The department of Decorative Arts at the Louvre consists of artifacts, tapestries, ceramics, stained glass, and more from the Middle Ages to the mid-19th century. Some highlights of the department include the coronation crown of Louis XIV, Giambologna's bronze Nessus and Deianira, and Napoleon III's apartments.
Prints & Drawings
This department houses the largest collection of drawings in the world with 1,40,000 pieces in the Louvre’s catalog. It is the least known part of the museum as most of the works cannot be displayed due to the fragility of the drawings. The collection is organized into three sections: the core Cabinet du Roi, royal copper printing plates, and the donations of Edmond de Rothschild.
What's Inside the Louvre?
Home to over 480,000 works of art, there is a lot to see inside the Louvre. Here are some of the must-see masterpieces
Liberty Leading the People
One of the most iconic works by Eugène Delacroix, the painting was transferred to the Louvre Museum in 1874. The painting shows a woman personifying Liberty with a French flag in one hand and a bayoneted musket in the other.
Venus de Milo
The iconic sculpture was discovered in 1820 on the Greek island of Milos, in the Cyclades Archipelago. The sculpture, however, was not found in its original form, as it took a trial of time on the island and lost its arms.
Winged Victory of Samothrace
Made in Ancient Greece, the sculpture depicts Nike, the goddess of victory. The marble statue is about 8 feet high, and is one of the most celebrated works in the Western world. It is believed that it commemorates a victory, most likely, a naval victory.
Great Sphinx of Tanis
The Great Sphinx of Tanis is dated to 26 century BC, and is one of the largest sphinx outside of Egypt. Made of granite, this sculpture is impressively detailed, making it one of the highlights of the Egyptian Antiquities section at the Louvre Paris.
The ceiling of the Galerie d’Apollon
The Galerie d’Apollon houses the French Crown Jewels at the Louvre. It is famous for its high vaulted ceilings with stunning artwork on the ceiling. One of the oldest parts of the museum, today, it is considered a heritage site.
Plan Your Visit to Louvre Museum in Paris
Louvre Museum Tickets & Guided Tours
How To Buy Louvre Museum Tickets & Tours?
Combo: Eiffel Tower Summit Guided Tour + Louvre Museum Skip-the-Line Ticket
Frequently Asked Questions About The Louvre Museum in Paris
A. The Louvre is an art museum and historic site in Paris. The museum, established in 1793, has an impressive collection of artwork and artifacts that trace 11,000 years of human civilization and culture.
A. Yes, you need tickets to enter the Louvre Museum in Paris.

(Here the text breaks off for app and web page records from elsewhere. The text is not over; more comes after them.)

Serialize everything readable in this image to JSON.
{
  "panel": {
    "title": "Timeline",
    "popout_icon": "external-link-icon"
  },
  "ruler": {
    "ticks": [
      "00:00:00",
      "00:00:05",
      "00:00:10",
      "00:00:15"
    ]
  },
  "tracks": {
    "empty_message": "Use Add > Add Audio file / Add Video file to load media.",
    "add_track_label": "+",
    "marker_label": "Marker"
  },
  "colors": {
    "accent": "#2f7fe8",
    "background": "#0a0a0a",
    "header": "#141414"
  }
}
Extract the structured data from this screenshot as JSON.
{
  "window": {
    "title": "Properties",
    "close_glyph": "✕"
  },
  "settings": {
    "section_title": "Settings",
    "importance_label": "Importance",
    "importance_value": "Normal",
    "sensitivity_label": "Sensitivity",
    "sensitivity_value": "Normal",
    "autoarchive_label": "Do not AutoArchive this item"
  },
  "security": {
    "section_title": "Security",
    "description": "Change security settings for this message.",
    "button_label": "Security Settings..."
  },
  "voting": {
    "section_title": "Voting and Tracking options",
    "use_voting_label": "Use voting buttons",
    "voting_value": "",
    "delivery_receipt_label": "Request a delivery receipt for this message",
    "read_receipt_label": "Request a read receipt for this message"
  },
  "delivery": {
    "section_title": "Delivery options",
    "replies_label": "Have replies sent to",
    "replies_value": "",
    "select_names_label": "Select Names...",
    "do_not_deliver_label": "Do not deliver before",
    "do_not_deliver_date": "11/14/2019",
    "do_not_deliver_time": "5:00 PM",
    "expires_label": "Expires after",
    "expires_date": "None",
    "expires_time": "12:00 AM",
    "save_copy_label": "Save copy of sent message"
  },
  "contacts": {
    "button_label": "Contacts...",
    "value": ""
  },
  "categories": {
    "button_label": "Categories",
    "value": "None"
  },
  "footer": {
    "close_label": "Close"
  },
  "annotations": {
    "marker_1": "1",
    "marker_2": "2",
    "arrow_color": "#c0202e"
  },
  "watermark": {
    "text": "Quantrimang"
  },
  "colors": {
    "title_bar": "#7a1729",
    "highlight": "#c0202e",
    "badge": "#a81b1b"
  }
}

You can buy Louvre tickets online.
A. Yes. In fact, due to the ongoing COVID-19 pandemic, it is best to purchase your tickets in advance and online. You can purchase Louvre museum tickets here.
A. Yes, children under 18 years of age can visit the museum free of cost.
A. The Louvre is located at Rue de Rivoli, 75001 in Paris, France.
A. The Louvre is open Wednesday to Monday from 9 AM to 6 PM.
A. The best time to visit the Louvre is Wednesday and Friday evenings when the museum is open until 9.45 PM, and the crowd is comparatively less.
A. The Louvre is the world's largest and most-visited museum. It houses one of the most impressive art collections in history, with 480,000 works of art spanning centuries and regions.
A. The Louvre Museum opened to the public on 10 August 1793, making the museum 229 years old.
A. With galleries spreading over 15 acres, and an impressive collection of 480,000 works of art, the Louvre in Paris is the largest museum in the world.
A. The Louvre is extremely popular. An important landmark in Paris, the Louvre attracted approximately 9.6 million visitors in 2019, making it the most visited museum worldwide.
A. Inside the Louvre Museum you will find 35,000 works of art displayed across eight curatorial departments. You will find sculptures, decorative objects, paintings, drawings, and archaeological finds inside.
A. The Louvre collection includes over 480,000 artworks, of which 35,000 are on display.